Here is a list of commands that can be sent downwards by a client connection module to the rest of the deamon.

Register/Unregister service
Given some service number, it registers that service for its calling module instance. You can also unregister some service you don't want to use anymore. If you pass a flag saying "all services", then the service number given will be ignored and all possible service numbers will be registered or unregistered. If you register all services, all other calls to this command will be ignored except the next "unregister all services" command.
Send packet
Sends an ANet packet, query[3] or static data[4], to the ANet network. The cluster group[5] where the packet will be sent has to be specified. Use the "Get Config" command (read below) to know which cluster groups you can use. The format of the "internal ANet packet" will be described in "Cluster Group Modules"[5].
Get Status
Will make the ANet deamon return a packet describing its current status. The contents of this packet will be implementation specific and outside the scope of the high-level design, though it will contain enough relevant information to let the user know what's going on in the deamon.
Get Status - Start/Stop polling
From the time the deamon gets the "Start Polling" command to the time it gets the "Stop Polling" command, the deamon will regularly send status packets the the client connection module. This is usefull for clients that want to monitor the status of the ANet deamon. With the "Start Polling" command, you can also specify what is the delay between when ANet will send the status packets, though if that value is too small, the command will be ignored.
Get Static Data
Given a primary and/or the secondary key, this will make ANet return all the static packets currectly stored locally that matches the key (or keys).
Change/Delete Static Data
Those commands will allow the module to change or delete some static packets currently stored locally.
Given the protocol, the "unique address" and the "subnet" of the other node, ANet will try to establish a Two-Way Data Transfer[6] Channel (TWDTC) to the other node through the network. If ANet didn't already found which node to use as a proxy (that can have access to the protocol and subnet you specified), it might take some time to establich the connection. Use the "Get status" commands to know what's going on. ANet will return a packet containing an ID that can be used to identify the TWDTC with the other TWDTC commands.
Read/Write TWDTC
Read or write some data in the TWDTC. This is similar to reading or writing data in a TCP socket.
Given an open TWDTC ID(3), closes the identified channel.
Get Config
Returns the readeable tags in the configuration files[1]. Each tag in the configuration files can have access rights, that is read, write or both.

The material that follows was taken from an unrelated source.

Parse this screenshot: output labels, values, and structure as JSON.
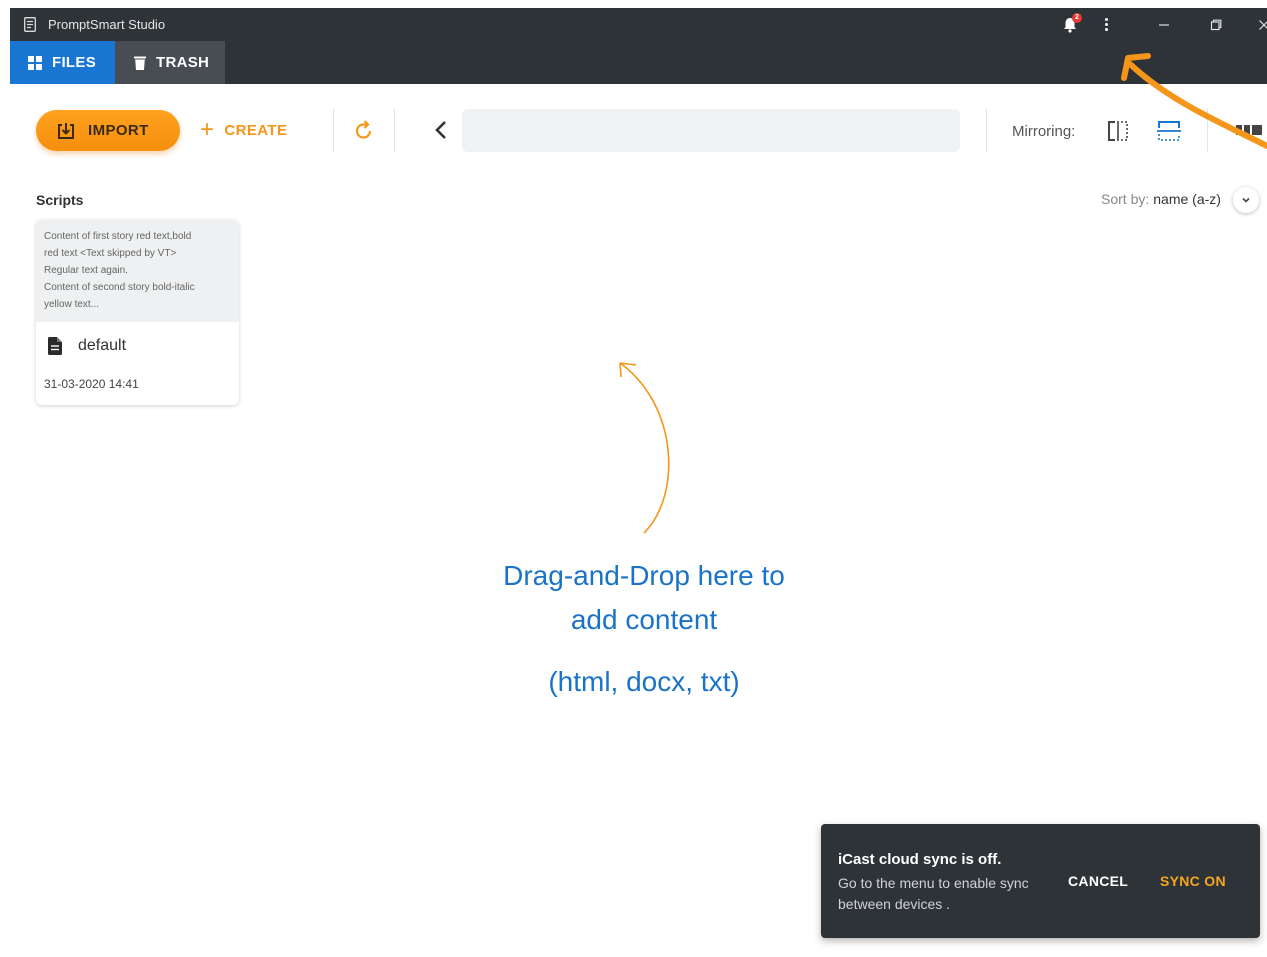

If specified, it affects the tag, and recursively overwriting the access rights of the tags it contain. Otherwise, they remain to their default value.
Change Config
Allows the client connection module to change tags in the configuration file, it it has the right to do so. The change can be saved to the hard disk, instead of being temporary, if the user has configured ANet to do so.

Implementation Notes


See the complete DTD for more information.

<!-- Client Connection Module -->
<!ELEMENT ClientConnection EMPTY>
<!ATTLIST ClientConnection %moduleName; %args; %security;>


(1) You can have more than one ANet deamon in the same machine, but why? ANet is flexible enough to allow isolated network to coexist in the same system.

(2) This what inspired by HyperTalk, the programming language of HyperCard[8]. Here's an example:
ask "What is your name?"
if the result is "Benad" then answer "Wow! I have the same name!"

Here, "ask" and "answer" are commands, while "the result" is a function and "is" is an operator. This is not a joke!

(3) If you know what "TWDTC ID" means, then you're ready to be a developer for ANet!


About the references...

[1] Benad: "Run-Time Wrapper". Local link.
[2] University of Southern California , "Internet Protocol". External link. Cached.
[3] Benad: "Queries". Local link.
[4] Benad: "Static Data". Local link.
[5] Benad: "Gateways and Clusters". Local link.
[6] Benad: "Anonymous Two-Way Data Transfers". Local link.
[7] Benad: "Gateways and Clusters". Local link.
[8] Apple: HyperCard. External link.

Last update for this document: August 24, 2001, at 1:32:31 PST